Controlled experiments at the level of individual plants show that legume species use different strategies for the regulation of symbiotic dinitrogen fixation in response to nitrogen availability. These strategies were suggested to improve legume fitness in the context of the plant community, although rarely studied at this level. We evaluated how nitrogen availability and conspecific vs heterospecific interactions influenced the strategy of regulation of nitrogen fixation. We grew two species of herbaceous legumes representing two different strategies of regulation without interaction, under treatments of deficient and sufficient nitrogen availability, with conspecific or heterospecific interaction. We found that Hymenocarpus circinnatus maintained a facultative strategy of downregulating nitrogen fixation when nitrogen was available under both con- and heterospecific interactions, as was also found for this species when grown alone. Vicia palaestina also downregulated nitrogen fixation under both con- and heterospecific interactions but did not regulate fixation when grown alone. Our results showed that under nitrogen limitation, interaction with a neighboring plant reduced fitness, reflecting a competitive effect. Our findings suggest that when interacting with other plants, downregulation of nitrogen fixation is more likely, therefore reducing the energetic cost of fixation, and improving plant performance in competitive ecological communities, especially when nitrogen is available.
Bibliographical noteFunding Information:
We would like to thank Prof. Jaime Kigel and Prof. Jose Grunzweig for the advice throughout the writing of the manuscript. We would like to thank Einav Mayzlish Gati, Sivan Golan and all the staff of the Israel Plant Gene Bank for their help with seed processing. We would like to thank the editor and three anonymous reviewers for their support and constructive comments. This research has been funded by the Israeli Science Foundation, grant no.508/16.

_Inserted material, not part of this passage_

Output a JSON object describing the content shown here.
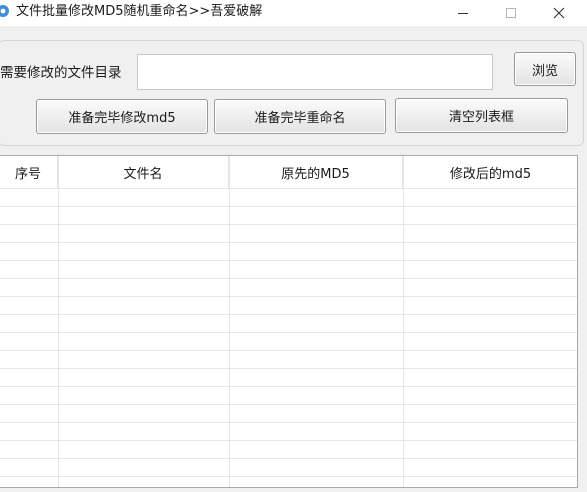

© 2023 The Authors. New Phytologist © 2023 New Phytologist Foundation.
- plant–plant interactions